      No apologies necessary, Marilyn, but I do like the idea of you exploring that in a poem or something. I am finding that a lot of people have at least one holiday that’s hard, but they all think they’re the only ones. It’s actually frightfully common.

      And the poetry club has been better than I imagined. I especially loved it when people commented on each other’s comments–like in a TSP workshop.

  2. I have SUPER-enjoyed this poetry club, Megan. Is it what you imagined?


    The ceramic bunny peers down at me
    from inside a transparent bin
    up under the rafters in the garage.
    Her fixed gaze, silent, speaks.

    Didn’t Easter just pass?
    Yeah, sorry. Maybe next year.
    You said that last year.
    I’m doing the best I can.

    Last Christmas I put up
    a tree with lights
    where it could be seen through the living room window.
    Not a single decoration hung on it,
    but you couldn’t tell from the street.

    I closed my eyes on the 24th and
    wished for Boxing Day to get here.
    I am forever waiting for the day after it’s over.

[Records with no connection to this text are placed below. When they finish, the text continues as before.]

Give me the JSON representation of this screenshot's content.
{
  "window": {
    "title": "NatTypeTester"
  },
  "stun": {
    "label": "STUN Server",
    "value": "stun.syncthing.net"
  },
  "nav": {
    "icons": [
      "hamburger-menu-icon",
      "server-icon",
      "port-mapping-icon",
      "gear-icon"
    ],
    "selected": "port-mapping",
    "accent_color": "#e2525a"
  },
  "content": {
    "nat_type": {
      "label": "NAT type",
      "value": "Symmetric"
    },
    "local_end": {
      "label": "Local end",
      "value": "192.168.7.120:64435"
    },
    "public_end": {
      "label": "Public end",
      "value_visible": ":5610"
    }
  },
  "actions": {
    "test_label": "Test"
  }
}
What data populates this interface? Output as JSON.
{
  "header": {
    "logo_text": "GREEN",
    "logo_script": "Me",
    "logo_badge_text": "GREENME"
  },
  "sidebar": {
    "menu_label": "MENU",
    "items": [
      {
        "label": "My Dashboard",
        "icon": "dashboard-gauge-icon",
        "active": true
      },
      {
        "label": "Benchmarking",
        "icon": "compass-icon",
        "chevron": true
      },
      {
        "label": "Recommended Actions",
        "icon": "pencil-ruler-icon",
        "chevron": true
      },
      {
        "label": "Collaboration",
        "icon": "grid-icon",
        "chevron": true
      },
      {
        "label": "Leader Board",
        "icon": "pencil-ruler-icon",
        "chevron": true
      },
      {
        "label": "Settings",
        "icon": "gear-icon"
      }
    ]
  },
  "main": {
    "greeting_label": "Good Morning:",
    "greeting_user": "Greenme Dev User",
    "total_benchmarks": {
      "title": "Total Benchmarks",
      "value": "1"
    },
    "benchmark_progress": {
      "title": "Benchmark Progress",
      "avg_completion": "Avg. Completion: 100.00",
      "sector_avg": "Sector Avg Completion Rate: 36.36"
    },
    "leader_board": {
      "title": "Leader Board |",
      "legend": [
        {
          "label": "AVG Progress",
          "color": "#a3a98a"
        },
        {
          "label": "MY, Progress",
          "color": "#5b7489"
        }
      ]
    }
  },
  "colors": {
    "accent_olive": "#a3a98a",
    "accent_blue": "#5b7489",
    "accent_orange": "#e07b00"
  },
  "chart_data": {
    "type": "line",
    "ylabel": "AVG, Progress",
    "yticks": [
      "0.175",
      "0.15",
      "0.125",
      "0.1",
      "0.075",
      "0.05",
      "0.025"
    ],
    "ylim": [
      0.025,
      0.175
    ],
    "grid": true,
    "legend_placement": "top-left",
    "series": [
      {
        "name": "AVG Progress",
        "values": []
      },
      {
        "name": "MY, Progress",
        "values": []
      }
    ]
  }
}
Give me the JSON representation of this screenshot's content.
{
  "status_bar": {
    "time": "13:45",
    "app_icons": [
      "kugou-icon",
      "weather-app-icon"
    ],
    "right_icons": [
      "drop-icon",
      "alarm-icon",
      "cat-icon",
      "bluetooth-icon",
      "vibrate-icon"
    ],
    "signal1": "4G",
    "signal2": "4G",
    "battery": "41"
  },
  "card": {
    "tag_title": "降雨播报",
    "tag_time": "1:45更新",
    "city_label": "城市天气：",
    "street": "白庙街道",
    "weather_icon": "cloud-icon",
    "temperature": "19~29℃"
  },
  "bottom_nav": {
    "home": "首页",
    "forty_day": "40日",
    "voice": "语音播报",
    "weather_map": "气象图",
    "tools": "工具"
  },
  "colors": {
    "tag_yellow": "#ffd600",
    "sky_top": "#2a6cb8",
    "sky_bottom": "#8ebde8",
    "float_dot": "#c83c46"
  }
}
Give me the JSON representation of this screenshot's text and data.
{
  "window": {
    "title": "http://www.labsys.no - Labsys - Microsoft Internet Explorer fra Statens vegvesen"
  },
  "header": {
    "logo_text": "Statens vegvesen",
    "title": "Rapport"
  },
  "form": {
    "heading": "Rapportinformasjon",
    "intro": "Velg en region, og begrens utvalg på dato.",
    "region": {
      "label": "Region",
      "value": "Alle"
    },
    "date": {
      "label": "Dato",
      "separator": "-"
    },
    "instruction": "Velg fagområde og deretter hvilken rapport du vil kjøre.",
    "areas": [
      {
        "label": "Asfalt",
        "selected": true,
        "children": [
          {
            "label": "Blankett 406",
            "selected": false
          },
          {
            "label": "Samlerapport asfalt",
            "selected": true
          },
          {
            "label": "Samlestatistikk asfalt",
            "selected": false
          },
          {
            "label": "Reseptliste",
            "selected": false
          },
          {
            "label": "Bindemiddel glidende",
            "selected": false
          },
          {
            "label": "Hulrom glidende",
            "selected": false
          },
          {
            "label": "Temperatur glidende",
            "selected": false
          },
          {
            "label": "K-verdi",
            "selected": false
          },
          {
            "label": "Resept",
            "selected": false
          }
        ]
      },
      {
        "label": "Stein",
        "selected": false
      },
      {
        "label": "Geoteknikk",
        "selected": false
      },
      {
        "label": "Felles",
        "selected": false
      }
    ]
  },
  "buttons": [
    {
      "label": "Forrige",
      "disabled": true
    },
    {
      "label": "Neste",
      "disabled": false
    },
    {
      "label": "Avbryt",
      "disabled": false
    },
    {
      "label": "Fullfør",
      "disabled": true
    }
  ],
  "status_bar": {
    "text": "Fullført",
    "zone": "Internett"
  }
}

    Nobody knows.
    All the secrets are up in the rafters
    hidden away with zip-locked Easter grass,
    a pumpkin-shaped bowl that once held Halloween candy,
    Pilgrim salf-and-pepper shakers,
    fake potted mums and
    leaves for scattering, which,
    when done right, give
    the most incredible appearance
    of carefree randomness.
    But you have to work hard to achieve that look.